Data |

=== Begin Enclosure ===

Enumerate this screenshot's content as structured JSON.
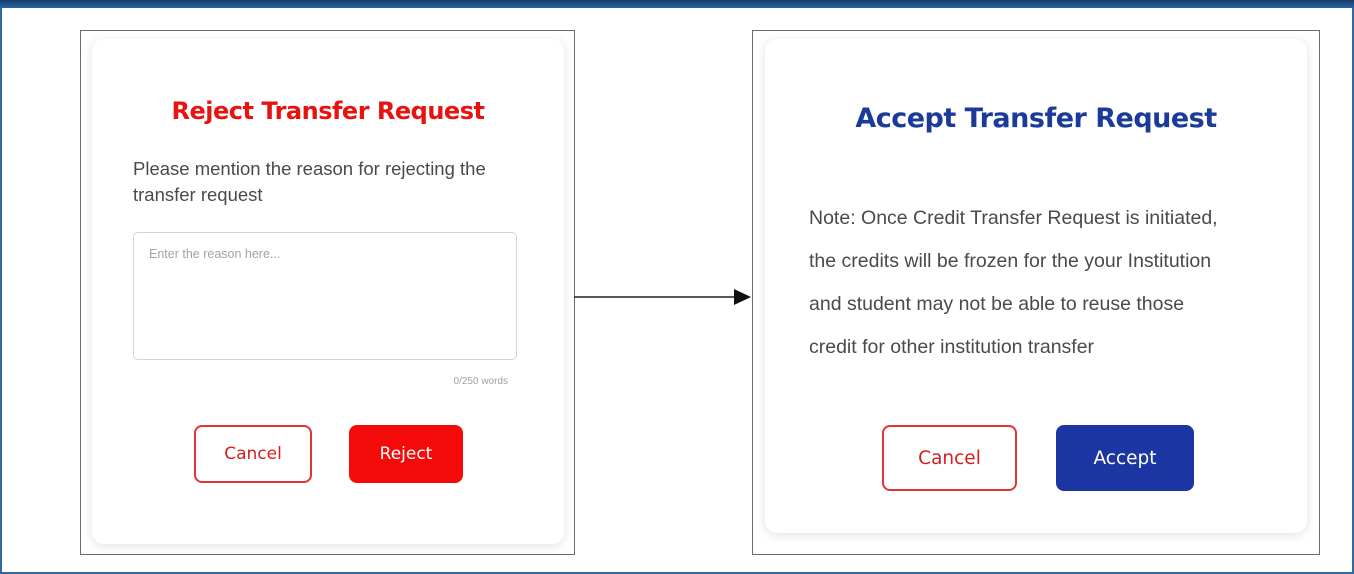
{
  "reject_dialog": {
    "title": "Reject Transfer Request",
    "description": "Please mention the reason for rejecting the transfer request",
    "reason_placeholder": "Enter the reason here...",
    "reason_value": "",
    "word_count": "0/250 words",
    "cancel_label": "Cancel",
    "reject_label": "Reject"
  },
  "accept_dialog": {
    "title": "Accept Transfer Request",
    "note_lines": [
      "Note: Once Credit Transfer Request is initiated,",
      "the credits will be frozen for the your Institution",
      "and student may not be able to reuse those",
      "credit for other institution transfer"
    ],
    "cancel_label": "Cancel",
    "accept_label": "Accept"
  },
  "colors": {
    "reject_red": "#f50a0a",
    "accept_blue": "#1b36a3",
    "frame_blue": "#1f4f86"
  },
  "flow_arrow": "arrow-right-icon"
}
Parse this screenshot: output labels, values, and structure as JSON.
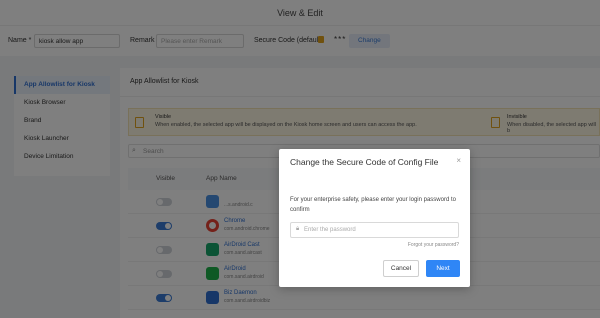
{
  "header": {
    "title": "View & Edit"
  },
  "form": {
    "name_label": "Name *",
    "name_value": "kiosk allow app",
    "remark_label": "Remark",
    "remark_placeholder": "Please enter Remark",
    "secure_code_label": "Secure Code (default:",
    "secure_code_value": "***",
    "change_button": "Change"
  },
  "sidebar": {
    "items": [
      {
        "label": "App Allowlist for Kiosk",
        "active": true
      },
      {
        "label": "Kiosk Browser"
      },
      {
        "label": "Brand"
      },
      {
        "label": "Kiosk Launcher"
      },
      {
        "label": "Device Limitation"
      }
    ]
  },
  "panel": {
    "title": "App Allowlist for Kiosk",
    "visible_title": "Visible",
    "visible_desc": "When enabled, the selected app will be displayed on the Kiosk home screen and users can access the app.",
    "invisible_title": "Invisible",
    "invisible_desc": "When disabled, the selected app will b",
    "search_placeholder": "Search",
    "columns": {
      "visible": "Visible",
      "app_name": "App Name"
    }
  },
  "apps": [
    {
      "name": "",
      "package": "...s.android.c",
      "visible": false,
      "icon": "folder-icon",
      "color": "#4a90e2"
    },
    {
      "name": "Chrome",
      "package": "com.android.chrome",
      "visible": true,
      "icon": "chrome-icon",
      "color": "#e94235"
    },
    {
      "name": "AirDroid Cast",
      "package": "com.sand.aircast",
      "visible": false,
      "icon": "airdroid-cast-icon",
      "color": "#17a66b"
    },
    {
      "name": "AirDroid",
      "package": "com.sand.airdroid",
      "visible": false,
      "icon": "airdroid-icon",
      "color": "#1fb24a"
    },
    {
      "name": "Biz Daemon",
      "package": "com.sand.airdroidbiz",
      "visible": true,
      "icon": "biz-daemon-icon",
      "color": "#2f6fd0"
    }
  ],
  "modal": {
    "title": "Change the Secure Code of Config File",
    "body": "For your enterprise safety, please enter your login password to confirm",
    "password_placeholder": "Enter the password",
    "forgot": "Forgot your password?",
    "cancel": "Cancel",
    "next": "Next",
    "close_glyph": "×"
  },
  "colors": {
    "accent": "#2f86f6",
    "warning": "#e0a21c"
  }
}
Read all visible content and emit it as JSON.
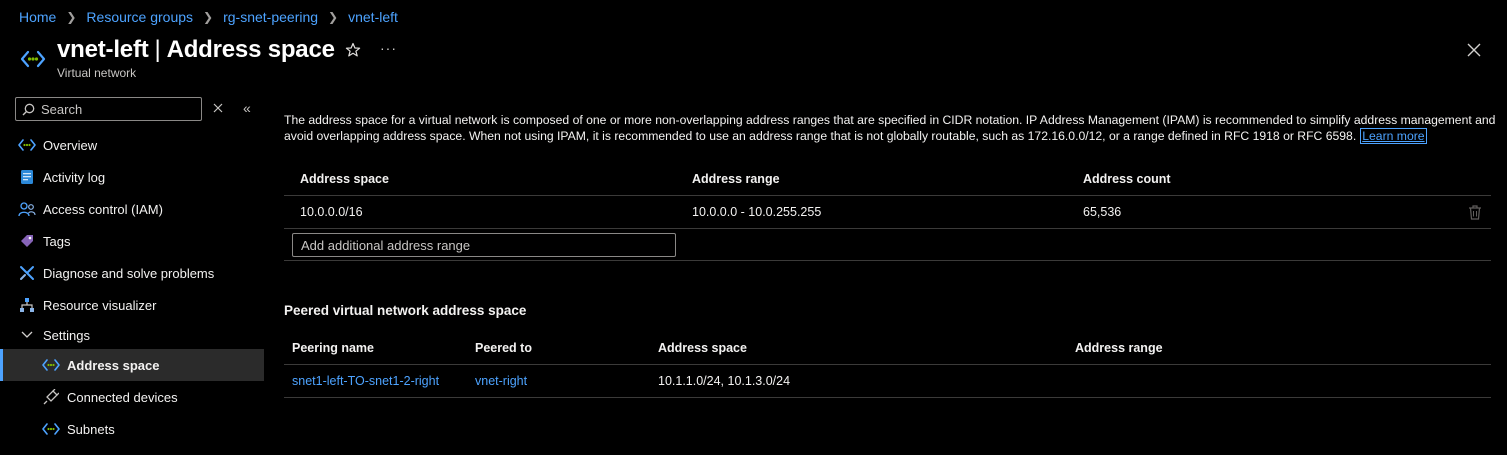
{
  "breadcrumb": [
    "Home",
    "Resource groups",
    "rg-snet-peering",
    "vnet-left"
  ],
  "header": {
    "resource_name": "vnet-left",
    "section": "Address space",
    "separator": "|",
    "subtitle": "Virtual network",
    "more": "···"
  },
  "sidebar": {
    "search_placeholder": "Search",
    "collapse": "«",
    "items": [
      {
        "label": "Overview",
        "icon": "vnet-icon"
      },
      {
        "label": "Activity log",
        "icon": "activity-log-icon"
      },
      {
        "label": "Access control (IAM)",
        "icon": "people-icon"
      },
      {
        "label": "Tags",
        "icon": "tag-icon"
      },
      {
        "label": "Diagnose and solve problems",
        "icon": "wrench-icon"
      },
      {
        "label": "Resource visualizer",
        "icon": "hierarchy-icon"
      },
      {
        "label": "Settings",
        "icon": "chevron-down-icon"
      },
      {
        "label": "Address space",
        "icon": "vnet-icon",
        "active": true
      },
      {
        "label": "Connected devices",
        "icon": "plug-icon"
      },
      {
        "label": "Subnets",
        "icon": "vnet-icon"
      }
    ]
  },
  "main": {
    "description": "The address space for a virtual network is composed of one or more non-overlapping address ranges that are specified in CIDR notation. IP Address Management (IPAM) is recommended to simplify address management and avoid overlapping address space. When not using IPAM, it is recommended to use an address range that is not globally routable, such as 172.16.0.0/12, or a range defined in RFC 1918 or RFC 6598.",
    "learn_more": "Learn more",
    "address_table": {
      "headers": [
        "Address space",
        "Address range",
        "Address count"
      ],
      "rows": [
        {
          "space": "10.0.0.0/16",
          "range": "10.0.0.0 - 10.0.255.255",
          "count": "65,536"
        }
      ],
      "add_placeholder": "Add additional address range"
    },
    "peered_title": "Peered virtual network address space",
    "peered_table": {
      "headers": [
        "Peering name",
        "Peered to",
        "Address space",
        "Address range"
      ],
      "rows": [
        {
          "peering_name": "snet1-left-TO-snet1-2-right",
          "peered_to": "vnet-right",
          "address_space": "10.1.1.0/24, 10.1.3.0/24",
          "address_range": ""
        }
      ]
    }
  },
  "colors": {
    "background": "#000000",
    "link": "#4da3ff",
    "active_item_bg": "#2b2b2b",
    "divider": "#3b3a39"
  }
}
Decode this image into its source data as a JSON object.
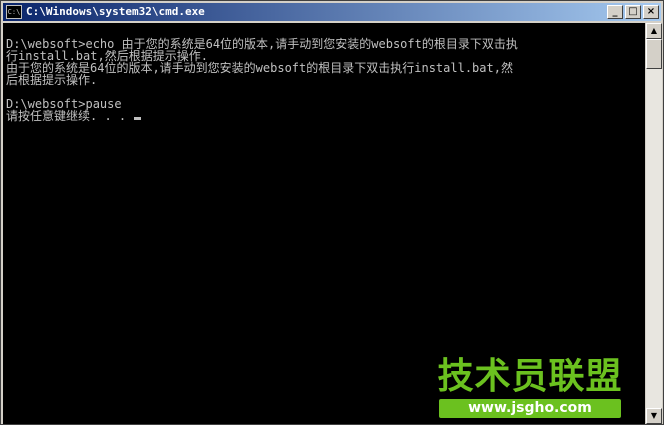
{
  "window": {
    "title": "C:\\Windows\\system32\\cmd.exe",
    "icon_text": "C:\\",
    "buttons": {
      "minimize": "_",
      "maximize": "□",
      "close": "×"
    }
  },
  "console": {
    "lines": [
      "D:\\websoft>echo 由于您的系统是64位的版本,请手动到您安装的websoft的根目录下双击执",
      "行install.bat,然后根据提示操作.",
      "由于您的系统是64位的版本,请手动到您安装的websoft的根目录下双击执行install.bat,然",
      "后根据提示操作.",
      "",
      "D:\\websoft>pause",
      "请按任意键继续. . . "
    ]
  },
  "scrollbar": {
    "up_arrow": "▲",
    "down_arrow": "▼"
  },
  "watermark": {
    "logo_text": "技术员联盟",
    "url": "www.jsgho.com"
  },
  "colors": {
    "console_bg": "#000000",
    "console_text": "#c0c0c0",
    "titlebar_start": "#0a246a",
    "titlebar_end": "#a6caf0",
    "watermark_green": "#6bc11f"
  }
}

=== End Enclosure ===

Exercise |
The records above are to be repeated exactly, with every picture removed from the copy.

Task solution |
Enumerate this screenshot's content as structured JSON.
{
  "reject_dialog": {
    "title": "Reject Transfer Request",
    "description": "Please mention the reason for rejecting the transfer request",
    "reason_placeholder": "Enter the reason here...",
    "reason_value": "",
    "word_count": "0/250 words",
    "cancel_label": "Cancel",
    "reject_label": "Reject"
  },
  "accept_dialog": {
    "title": "Accept Transfer Request",
    "note_lines": [
      "Note: Once Credit Transfer Request is initiated,",
      "the credits will be frozen for the your Institution",
      "and student may not be able to reuse those",
      "credit for other institution transfer"
    ],
    "cancel_label": "Cancel",
    "accept_label": "Accept"
  },
  "colors": {
    "reject_red": "#f50a0a",
    "accept_blue": "#1b36a3",
    "frame_blue": "#1f4f86"
  },
  "flow_arrow": "arrow-right-icon"
}
Parse this screenshot: output labels, values, and structure as JSON.
{
  "header": {
    "title": "View & Edit"
  },
  "form": {
    "name_label": "Name *",
    "name_value": "kiosk allow app",
    "remark_label": "Remark",
    "remark_placeholder": "Please enter Remark",
    "secure_code_label": "Secure Code (default:",
    "secure_code_value": "***",
    "change_button": "Change"
  },
  "sidebar": {
    "items": [
      {
        "label": "App Allowlist for Kiosk",
        "active": true
      },
      {
        "label": "Kiosk Browser"
      },
      {
        "label": "Brand"
      },
      {
        "label": "Kiosk Launcher"
      },
      {
        "label": "Device Limitation"
      }
    ]
  },
  "panel": {
    "title": "App Allowlist for Kiosk",
    "visible_title": "Visible",
    "visible_desc": "When enabled, the selected app will be displayed on the Kiosk home screen and users can access the app.",
    "invisible_title": "Invisible",
    "invisible_desc": "When disabled, the selected app will b",
    "search_placeholder": "Search",
    "columns": {
      "visible": "Visible",
      "app_name": "App Name"
    }
  },
  "apps": [
    {
      "name": "",
      "package": "...s.android.c",
      "visible": false,
      "icon": "folder-icon",
      "color": "#4a90e2"
    },
    {
      "name": "Chrome",
      "package": "com.android.chrome",
      "visible": true,
      "icon": "chrome-icon",
      "color": "#e94235"
    },
    {
      "name": "AirDroid Cast",
      "package": "com.sand.aircast",
      "visible": false,
      "icon": "airdroid-cast-icon",
      "color": "#17a66b"
    },
    {
      "name": "AirDroid",
      "package": "com.sand.airdroid",
      "visible": false,
      "icon": "airdroid-icon",
      "color": "#1fb24a"
    },
    {
      "name": "Biz Daemon",
      "package": "com.sand.airdroidbiz",
      "visible": true,
      "icon": "biz-daemon-icon",
      "color": "#2f6fd0"
    }
  ],
  "modal": {
    "title": "Change the Secure Code of Config File",
    "body": "For your enterprise safety, please enter your login password to confirm",
    "password_placeholder": "Enter the password",
    "forgot": "Forgot your password?",
    "cancel": "Cancel",
    "next": "Next",
    "close_glyph": "×"
  },
  "colors": {
    "accent": "#2f86f6",
    "warning": "#e0a21c"
  }
}
Read all visible content and emit it as JSON.
{
  "breadcrumb": [
    "Home",
    "Resource groups",
    "rg-snet-peering",
    "vnet-left"
  ],
  "header": {
    "resource_name": "vnet-left",
    "section": "Address space",
    "separator": "|",
    "subtitle": "Virtual network",
    "more": "···"
  },
  "sidebar": {
    "search_placeholder": "Search",
    "collapse": "«",
    "items": [
      {
        "label": "Overview",
        "icon": "vnet-icon"
      },
      {
        "label": "Activity log",
        "icon": "activity-log-icon"
      },
      {
        "label": "Access control (IAM)",
        "icon": "people-icon"
      },
      {
        "label": "Tags",
        "icon": "tag-icon"
      },
      {
        "label": "Diagnose and solve problems",
        "icon": "wrench-icon"
      },
      {
        "label": "Resource visualizer",
        "icon": "hierarchy-icon"
      },
      {
        "label": "Settings",
        "icon": "chevron-down-icon"
      },
      {
        "label": "Address space",
        "icon": "vnet-icon",
        "active": true
      },
      {
        "label": "Connected devices",
        "icon": "plug-icon"
      },
      {
        "label": "Subnets",
        "icon": "vnet-icon"
      }
    ]
  },
  "main": {
    "description": "The address space for a virtual network is composed of one or more non-overlapping address ranges that are specified in CIDR notation. IP Address Management (IPAM) is recommended to simplify address management and avoid overlapping address space. When not using IPAM, it is recommended to use an address range that is not globally routable, such as 172.16.0.0/12, or a range defined in RFC 1918 or RFC 6598.",
    "learn_more": "Learn more",
    "address_table": {
      "headers": [
        "Address space",
        "Address range",
        "Address count"
      ],
      "rows": [
        {
          "space": "10.0.0.0/16",
          "range": "10.0.0.0 - 10.0.255.255",
          "count": "65,536"
        }
      ],
      "add_placeholder": "Add additional address range"
    },
    "peered_title": "Peered virtual network address space",
    "peered_table": {
      "headers": [
        "Peering name",
        "Peered to",
        "Address space",
        "Address range"
      ],
      "rows": [
        {
          "peering_name": "snet1-left-TO-snet1-2-right",
          "peered_to": "vnet-right",
          "address_space": "10.1.1.0/24, 10.1.3.0/24",
          "address_range": ""
        }
      ]
    }
  },
  "colors": {
    "background": "#000000",
    "link": "#4da3ff",
    "active_item_bg": "#2b2b2b",
    "divider": "#3b3a39"
  }
}
Decode this image into its source data as a JSON object.
{
  "window": {
    "title": "C:\\Windows\\system32\\cmd.exe",
    "icon_text": "C:\\",
    "buttons": {
      "minimize": "_",
      "maximize": "□",
      "close": "×"
    }
  },
  "console": {
    "lines": [
      "D:\\websoft>echo 由于您的系统是64位的版本,请手动到您安装的websoft的根目录下双击执",
      "行install.bat,然后根据提示操作.",
      "由于您的系统是64位的版本,请手动到您安装的websoft的根目录下双击执行install.bat,然",
      "后根据提示操作.",
      "",
      "D:\\websoft>pause",
      "请按任意键继续. . . "
    ]
  },
  "scrollbar": {
    "up_arrow": "▲",
    "down_arrow": "▼"
  },
  "watermark": {
    "logo_text": "技术员联盟",
    "url": "www.jsgho.com"
  },
  "colors": {
    "console_bg": "#000000",
    "console_text": "#c0c0c0",
    "titlebar_start": "#0a246a",
    "titlebar_end": "#a6caf0",
    "watermark_green": "#6bc11f"
  }
}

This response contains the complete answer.